Try it: For the records below, give the number of lines where the string "subtitle" occurs. Include nothing else.

(Stored data)
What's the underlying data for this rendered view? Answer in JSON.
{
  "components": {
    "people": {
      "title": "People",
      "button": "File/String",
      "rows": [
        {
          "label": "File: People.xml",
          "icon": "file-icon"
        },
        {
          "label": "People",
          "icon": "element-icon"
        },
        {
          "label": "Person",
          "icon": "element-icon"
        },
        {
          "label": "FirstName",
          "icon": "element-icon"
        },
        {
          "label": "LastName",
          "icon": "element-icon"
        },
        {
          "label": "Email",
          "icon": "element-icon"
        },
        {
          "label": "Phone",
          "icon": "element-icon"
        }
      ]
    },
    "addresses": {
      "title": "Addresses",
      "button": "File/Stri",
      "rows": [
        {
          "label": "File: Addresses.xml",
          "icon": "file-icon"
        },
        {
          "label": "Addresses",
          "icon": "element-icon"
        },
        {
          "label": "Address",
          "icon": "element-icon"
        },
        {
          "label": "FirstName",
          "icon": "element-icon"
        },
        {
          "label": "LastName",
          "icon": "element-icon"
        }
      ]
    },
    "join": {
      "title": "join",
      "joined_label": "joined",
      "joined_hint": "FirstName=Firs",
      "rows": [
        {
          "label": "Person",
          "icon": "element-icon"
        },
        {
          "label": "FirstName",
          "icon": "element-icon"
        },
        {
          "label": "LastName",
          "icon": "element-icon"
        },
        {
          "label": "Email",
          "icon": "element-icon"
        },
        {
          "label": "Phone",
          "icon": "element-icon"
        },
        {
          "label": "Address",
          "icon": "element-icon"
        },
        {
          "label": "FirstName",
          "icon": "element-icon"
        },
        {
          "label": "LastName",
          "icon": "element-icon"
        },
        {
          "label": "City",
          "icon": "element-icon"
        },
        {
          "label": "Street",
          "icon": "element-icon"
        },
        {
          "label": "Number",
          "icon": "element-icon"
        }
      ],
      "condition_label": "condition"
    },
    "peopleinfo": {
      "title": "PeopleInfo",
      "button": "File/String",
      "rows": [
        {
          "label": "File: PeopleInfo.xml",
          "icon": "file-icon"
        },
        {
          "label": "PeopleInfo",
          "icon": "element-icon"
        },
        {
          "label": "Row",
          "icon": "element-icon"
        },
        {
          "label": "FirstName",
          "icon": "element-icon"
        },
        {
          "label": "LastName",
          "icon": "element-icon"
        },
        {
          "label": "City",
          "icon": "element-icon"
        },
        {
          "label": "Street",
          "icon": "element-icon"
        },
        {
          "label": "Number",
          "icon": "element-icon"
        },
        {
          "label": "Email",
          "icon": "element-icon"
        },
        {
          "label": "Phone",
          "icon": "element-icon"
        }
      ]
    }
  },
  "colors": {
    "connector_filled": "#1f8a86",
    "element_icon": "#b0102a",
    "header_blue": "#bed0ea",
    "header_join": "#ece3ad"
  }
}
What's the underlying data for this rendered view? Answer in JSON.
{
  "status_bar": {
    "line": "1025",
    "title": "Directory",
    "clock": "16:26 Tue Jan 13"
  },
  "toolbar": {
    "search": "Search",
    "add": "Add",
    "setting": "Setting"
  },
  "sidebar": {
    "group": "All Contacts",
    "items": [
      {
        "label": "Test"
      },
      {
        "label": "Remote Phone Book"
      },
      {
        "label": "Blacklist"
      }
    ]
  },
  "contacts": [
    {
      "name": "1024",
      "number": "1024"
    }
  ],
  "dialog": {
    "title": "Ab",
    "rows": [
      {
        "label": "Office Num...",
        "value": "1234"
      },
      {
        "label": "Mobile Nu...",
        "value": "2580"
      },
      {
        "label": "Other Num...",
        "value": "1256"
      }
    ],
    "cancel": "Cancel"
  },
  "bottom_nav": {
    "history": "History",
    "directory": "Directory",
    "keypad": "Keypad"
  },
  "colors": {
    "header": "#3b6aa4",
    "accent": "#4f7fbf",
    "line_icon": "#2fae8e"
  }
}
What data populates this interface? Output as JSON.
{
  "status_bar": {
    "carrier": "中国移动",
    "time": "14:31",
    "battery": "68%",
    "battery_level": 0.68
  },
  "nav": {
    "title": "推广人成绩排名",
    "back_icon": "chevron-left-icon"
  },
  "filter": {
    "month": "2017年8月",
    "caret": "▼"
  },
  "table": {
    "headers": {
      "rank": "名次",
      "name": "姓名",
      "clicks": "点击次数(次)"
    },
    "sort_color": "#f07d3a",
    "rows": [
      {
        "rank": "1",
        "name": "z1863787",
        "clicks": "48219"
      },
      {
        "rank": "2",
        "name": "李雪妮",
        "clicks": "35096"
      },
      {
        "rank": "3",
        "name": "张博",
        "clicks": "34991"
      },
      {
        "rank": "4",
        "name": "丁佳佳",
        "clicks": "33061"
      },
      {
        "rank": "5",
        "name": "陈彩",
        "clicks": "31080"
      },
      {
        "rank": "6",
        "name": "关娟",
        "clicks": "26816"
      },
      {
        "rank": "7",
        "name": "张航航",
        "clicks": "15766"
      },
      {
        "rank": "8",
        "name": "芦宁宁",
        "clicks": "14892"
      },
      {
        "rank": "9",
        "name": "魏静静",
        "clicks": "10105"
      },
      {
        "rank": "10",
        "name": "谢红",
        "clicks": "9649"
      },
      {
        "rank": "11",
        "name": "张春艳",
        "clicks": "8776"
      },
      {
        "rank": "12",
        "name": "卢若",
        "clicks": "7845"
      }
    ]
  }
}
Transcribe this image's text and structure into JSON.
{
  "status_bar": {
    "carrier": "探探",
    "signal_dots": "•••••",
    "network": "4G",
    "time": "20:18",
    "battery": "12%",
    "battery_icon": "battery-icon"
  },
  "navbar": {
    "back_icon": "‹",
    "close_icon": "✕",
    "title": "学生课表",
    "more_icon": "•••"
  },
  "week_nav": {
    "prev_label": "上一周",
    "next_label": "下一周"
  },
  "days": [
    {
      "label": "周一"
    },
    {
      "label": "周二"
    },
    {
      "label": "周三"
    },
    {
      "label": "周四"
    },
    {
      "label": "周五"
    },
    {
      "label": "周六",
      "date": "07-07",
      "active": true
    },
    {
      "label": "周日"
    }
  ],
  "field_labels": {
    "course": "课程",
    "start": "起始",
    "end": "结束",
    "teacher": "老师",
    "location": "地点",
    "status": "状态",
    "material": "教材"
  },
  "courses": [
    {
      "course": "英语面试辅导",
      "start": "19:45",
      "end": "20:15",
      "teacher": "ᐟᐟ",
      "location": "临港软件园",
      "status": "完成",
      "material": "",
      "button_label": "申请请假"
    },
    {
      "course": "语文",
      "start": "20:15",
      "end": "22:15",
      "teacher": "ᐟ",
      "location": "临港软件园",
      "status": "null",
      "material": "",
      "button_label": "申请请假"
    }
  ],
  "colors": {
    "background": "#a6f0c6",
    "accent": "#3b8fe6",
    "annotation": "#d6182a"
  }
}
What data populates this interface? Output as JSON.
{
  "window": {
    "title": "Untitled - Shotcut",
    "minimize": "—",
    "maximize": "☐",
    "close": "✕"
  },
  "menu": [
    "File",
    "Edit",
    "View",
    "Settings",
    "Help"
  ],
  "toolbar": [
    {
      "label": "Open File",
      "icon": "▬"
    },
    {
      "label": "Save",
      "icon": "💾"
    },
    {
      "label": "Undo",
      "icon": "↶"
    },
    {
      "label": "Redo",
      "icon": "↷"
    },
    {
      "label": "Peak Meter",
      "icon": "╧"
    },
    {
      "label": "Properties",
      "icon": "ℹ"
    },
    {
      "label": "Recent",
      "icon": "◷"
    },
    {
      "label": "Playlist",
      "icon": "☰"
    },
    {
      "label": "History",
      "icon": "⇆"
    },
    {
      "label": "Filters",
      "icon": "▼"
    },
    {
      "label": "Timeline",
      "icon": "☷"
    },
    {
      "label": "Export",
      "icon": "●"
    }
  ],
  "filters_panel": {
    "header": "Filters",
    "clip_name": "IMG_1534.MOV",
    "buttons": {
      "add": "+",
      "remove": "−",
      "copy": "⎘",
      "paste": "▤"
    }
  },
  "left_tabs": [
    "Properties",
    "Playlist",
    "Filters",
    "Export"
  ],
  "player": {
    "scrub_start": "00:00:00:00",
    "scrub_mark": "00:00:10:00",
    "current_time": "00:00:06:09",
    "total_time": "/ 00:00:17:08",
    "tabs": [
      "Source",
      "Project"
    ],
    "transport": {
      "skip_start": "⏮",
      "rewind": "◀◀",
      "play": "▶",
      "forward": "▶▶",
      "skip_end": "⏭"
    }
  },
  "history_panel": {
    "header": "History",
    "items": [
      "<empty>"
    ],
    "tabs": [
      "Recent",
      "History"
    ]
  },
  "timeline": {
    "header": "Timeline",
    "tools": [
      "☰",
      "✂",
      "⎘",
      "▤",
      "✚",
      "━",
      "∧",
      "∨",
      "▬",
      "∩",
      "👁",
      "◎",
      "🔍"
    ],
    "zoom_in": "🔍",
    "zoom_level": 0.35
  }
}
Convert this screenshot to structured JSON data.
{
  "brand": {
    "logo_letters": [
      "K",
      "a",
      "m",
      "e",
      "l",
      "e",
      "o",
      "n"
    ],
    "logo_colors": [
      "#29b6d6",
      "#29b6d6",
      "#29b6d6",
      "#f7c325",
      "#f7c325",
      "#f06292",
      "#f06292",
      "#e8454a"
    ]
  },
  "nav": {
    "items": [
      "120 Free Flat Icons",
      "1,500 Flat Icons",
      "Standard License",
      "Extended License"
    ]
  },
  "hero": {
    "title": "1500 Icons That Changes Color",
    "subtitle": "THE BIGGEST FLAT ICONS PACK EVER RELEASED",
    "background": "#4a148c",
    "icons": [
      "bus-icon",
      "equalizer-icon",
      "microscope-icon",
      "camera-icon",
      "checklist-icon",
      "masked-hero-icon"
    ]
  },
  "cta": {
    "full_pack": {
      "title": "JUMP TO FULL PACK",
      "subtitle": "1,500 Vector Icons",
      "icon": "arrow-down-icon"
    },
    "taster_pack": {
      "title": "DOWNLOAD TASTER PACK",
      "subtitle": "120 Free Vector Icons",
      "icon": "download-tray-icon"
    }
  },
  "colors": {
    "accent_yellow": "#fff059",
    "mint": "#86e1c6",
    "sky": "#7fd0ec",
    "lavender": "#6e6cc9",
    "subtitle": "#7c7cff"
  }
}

Answer space: 4